## EXERCISE REQUIREMENTS
Within these entries, which lines include the string "Phone"? Copy each one.

## THE DATA

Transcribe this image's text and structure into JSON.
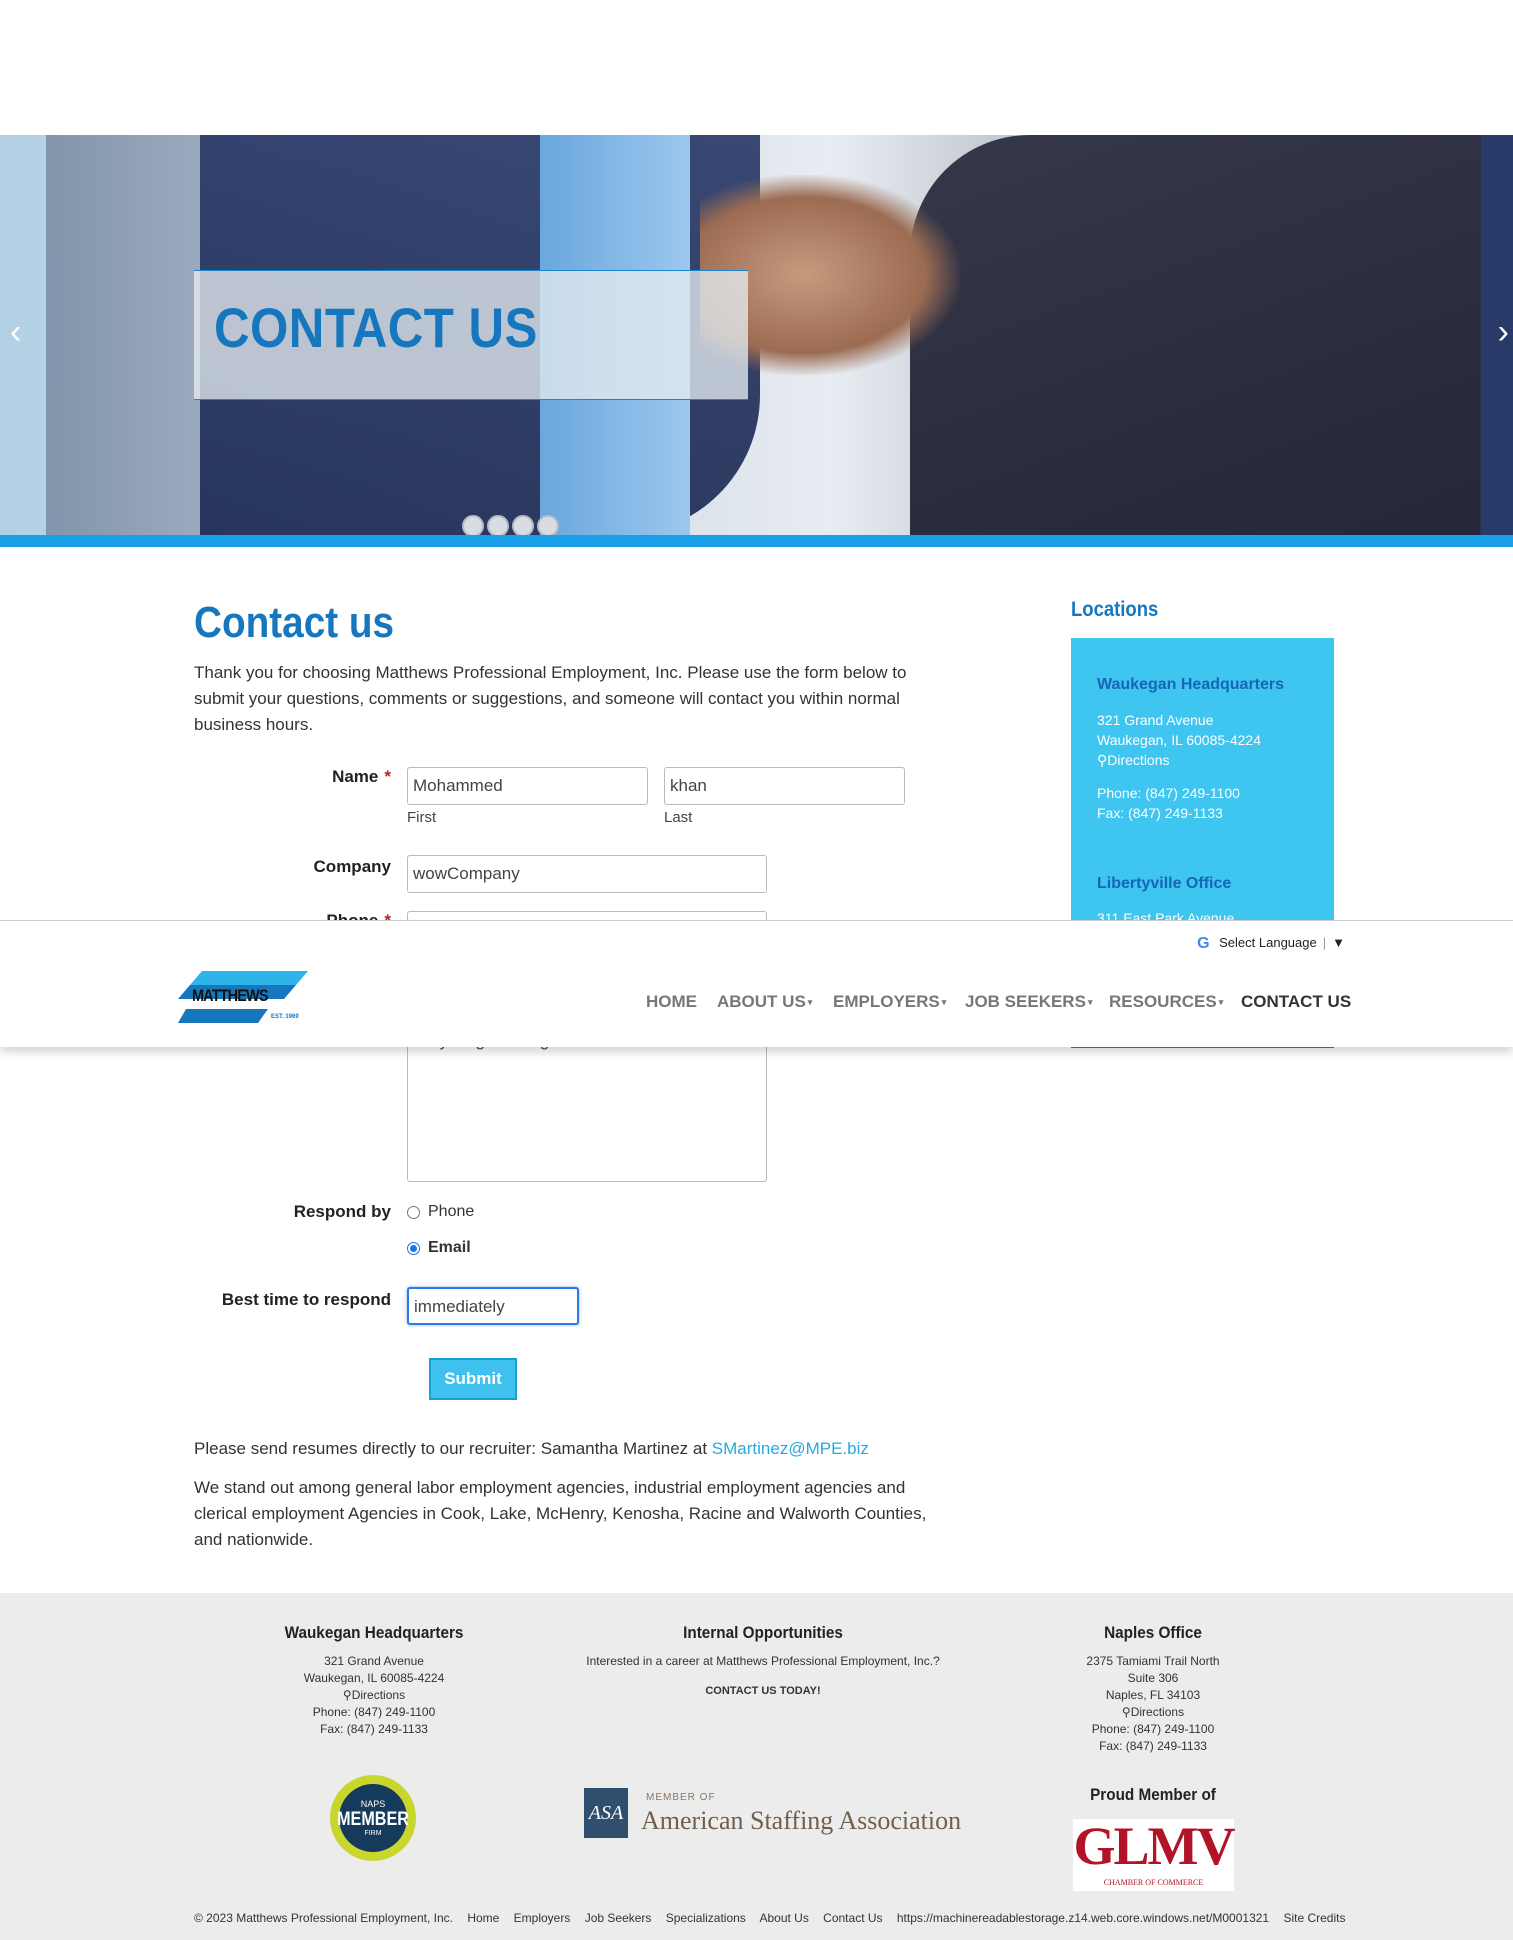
{
  "hero": {
    "title": "CONTACT US",
    "prev_arrow": "‹",
    "next_arrow": "›"
  },
  "page": {
    "heading": "Contact us",
    "intro": "Thank you for choosing Matthews Professional Employment, Inc. Please use the form below to submit your questions, comments or suggestions, and someone will contact you within normal business hours."
  },
  "form": {
    "name_label": "Name",
    "required_mark": "*",
    "first_value": "Mohammed",
    "last_value": "khan",
    "first_sub": "First",
    "last_sub": "Last",
    "company_label": "Company",
    "company_value": "wowCompany",
    "phone_label": "Phone",
    "message_value": "very long message",
    "respond_label": "Respond by",
    "respond_options": [
      "Phone",
      "Email"
    ],
    "respond_selected": "Email",
    "best_time_label": "Best time to respond",
    "best_time_value": "immediately",
    "submit_label": "Submit"
  },
  "resumes": {
    "text": "Please send resumes directly to our recruiter: Samantha Martinez at ",
    "email": "SMartinez@MPE.biz"
  },
  "standout": "We stand out among general labor employment agencies, industrial employment agencies and clerical employment Agencies in Cook, Lake, McHenry, Kenosha, Racine and Walworth Counties, and nationwide.",
  "sidebar": {
    "title": "Locations",
    "hq_name": "Waukegan Headquarters",
    "hq_addr1": "321 Grand Avenue",
    "hq_addr2": "Waukegan, IL 60085-4224",
    "hq_directions": "Directions",
    "hq_phone": "Phone: (847) 249-1100",
    "hq_fax": "Fax: (847) 249-1133",
    "office2_name": "Libertyville Office",
    "office2_addr1": "311 East Park Avenue"
  },
  "header": {
    "language_label": "Select Language",
    "language_caret": "▼",
    "logo_text": "MATTHEWS",
    "logo_est": "EST. 1969",
    "nav": [
      {
        "label": "HOME"
      },
      {
        "label": "ABOUT US"
      },
      {
        "label": "EMPLOYERS"
      },
      {
        "label": "JOB SEEKERS"
      },
      {
        "label": "RESOURCES"
      },
      {
        "label": "CONTACT US"
      }
    ]
  },
  "footer": {
    "col1": {
      "heading": "Waukegan Headquarters",
      "lines": [
        "321 Grand Avenue",
        "Waukegan, IL 60085-4224",
        "Directions",
        "Phone: (847) 249-1100",
        "Fax: (847) 249-1133"
      ]
    },
    "col2": {
      "heading": "Internal Opportunities",
      "text": "Interested in a career at Matthews Professional Employment, Inc.?",
      "cta": "CONTACT US TODAY!"
    },
    "col3": {
      "heading": "Naples Office",
      "lines": [
        "2375 Tamiami Trail North",
        "Suite 306",
        "Naples, FL 34103",
        "Directions",
        "Phone: (847) 249-1100",
        "Fax: (847) 249-1133"
      ]
    },
    "naps": {
      "top": "NAPS",
      "main": "MEMBER",
      "bottom": "FIRM"
    },
    "asa": {
      "mark": "ASA",
      "member_of": "MEMBER OF",
      "name": "American Staffing Association"
    },
    "proud_member": "Proud Member of",
    "glmv": {
      "mark": "GLMV",
      "sub": "CHAMBER OF COMMERCE"
    },
    "bottom_links": [
      "© 2023 Matthews Professional Employment, Inc.",
      "Home",
      "Employers",
      "Job Seekers",
      "Specializations",
      "About Us",
      "Contact Us",
      "https://machinereadablestorage.z14.web.core.windows.net/M0001321",
      "Site Credits"
    ]
  },
  "colors": {
    "brand_blue": "#1677be",
    "accent_cyan": "#3ec5f0",
    "bar_blue": "#1aa0e8"
  }
}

## RESULT FOR THIS EXERCISE
    "phone_label": "Phone",
      "Phone",
    "hq_phone": "Phone: (847) 249-1100",
        "Phone: (847) 249-1100",
        "Phone: (847) 249-1100",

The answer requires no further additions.